As technology advances every day, new developments are constantly infiltrating our lives, and the practice of dentistry has not fallen behind in this revolution. Here are five examples of how emerging technologies are being inculcated into dental care.
1. Digital Radiography
Digital radiography methods include x-rays and Cone Beam Computed Tomography. These methods are faster and more efficient than traditional radiography. X-rays involve the placement of an electronic sensor or a phosphor plate in the patient’s mouth. The plate is then irradiated, and the image scanned into a computer. The use of a phosphor plate is much faster and safer than traditional methods. X-ray technology is used for finding cavities and checking the placement of the titanium device while implanting teeth. It is also used by endodontists to examine their work while performing root canals.
2. Use of Lasers for Cavity Detection1
Dentists use diode lasers when looking for cavities in teeth.
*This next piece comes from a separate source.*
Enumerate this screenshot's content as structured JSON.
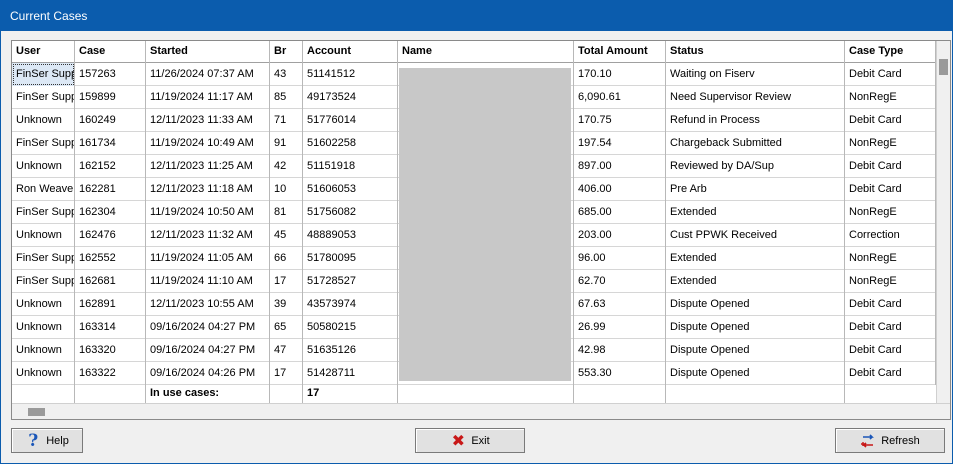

Healthy teeth do not glow under the laser light. On the other hand, decayed teeth glow when exposed to the laser light, depending on the level of decay: the more the decay, the brighter the glow. The diode laser, however, can only reveal decay and cavities that are on the surface of teeth, and X-rays are used to find cavities that occur inside the tooth.
3. CAD and CAM
Computer-Aided Design and Computer-Aided Manufacture are used to model and produce tooth crowns for implants right in the dentist’s office. In the past, the dentist had to fashion a temporary crown for the patient while waiting for one to be made in the laboratory. Nowadays, after the tooth has been drilled, a computer takes a photograph of the tooth, and another machine then fabricates the crown using the image, reducing the number of trips made to the dentist.
4. Thinner Veneers
According to Guerra Dental in Colorado Springs, veneers are thin plastic covers used to camouflage crooked or unattractive teeth. Discovery of new materials for the production of veneers has led to thinner veneers, effectively reducing the amount of tooth shaping required and leaving a greater portion of the natural tooth untouched.
5. Better Filing and Bonding Materials for Teeth
The use of resin as a tooth-filler has increased the lifespan of tooth filling. Porcelain fillings and composites have replaced almagrams because they are more natural looking. A wider range of shades means that materials can be mixed to achieve a similar coloring as the teeth.
These developments show that technology is a force for good in dental care and that its use is of extreme importance. This breakthrough will help dentists respond to dental problems quickly as well as take preventative measures.